**Work instruction**
Please copy every line of the data in which the string "test" appears.
═══ Excerpted data ═══
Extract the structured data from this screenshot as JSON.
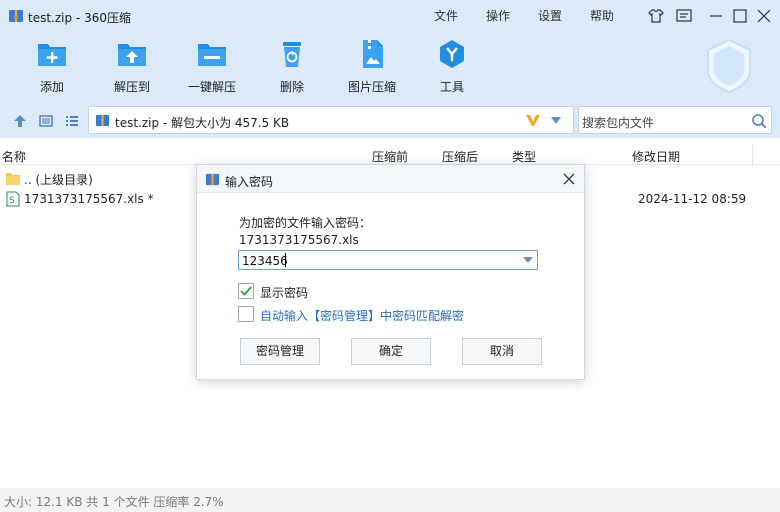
{
  "window": {
    "title": "test.zip - 360压缩",
    "menus": [
      "文件",
      "操作",
      "设置",
      "帮助"
    ]
  },
  "toolbar": {
    "items": [
      {
        "label": "添加",
        "icon": "add-icon"
      },
      {
        "label": "解压到",
        "icon": "extract-to-icon"
      },
      {
        "label": "一键解压",
        "icon": "one-click-extract-icon"
      },
      {
        "label": "删除",
        "icon": "trash-icon"
      },
      {
        "label": "图片压缩",
        "icon": "image-compress-icon"
      },
      {
        "label": "工具",
        "icon": "tools-icon"
      }
    ]
  },
  "navbar": {
    "path": "test.zip - 解包大小为 457.5 KB",
    "search_placeholder": "搜索包内文件"
  },
  "file_list": {
    "columns": [
      "名称",
      "压缩前",
      "压缩后",
      "类型",
      "修改日期"
    ],
    "rows": [
      {
        "name": ".. (上级目录)",
        "date": "",
        "icon": "folder-icon"
      },
      {
        "name": "1731373175567.xls *",
        "date": "2024-11-12 08:59",
        "icon": "spreadsheet-icon"
      }
    ]
  },
  "status": {
    "text": "大小: 12.1 KB 共 1 个文件 压缩率 2.7%"
  },
  "dialog": {
    "title": "输入密码",
    "prompt": "为加密的文件输入密码：",
    "file_name": "1731373175567.xls",
    "password_value": "123456",
    "show_password_label": "显示密码",
    "show_password_checked": true,
    "auto_input_label": "自动输入【密码管理】中密码匹配解密",
    "auto_input_checked": false,
    "buttons": {
      "manage": "密码管理",
      "ok": "确定",
      "cancel": "取消"
    }
  },
  "colors": {
    "chrome_bg": "#dbe9f8",
    "toolbar_icon": "#1f8ee0",
    "link_blue": "#2b6cc4",
    "check_green": "#2aa04a"
  }
}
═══
**Solution to the exercise**
    "title": "test.zip - 360压缩",
    "path": "test.zip - 解包大小为 457.5 KB",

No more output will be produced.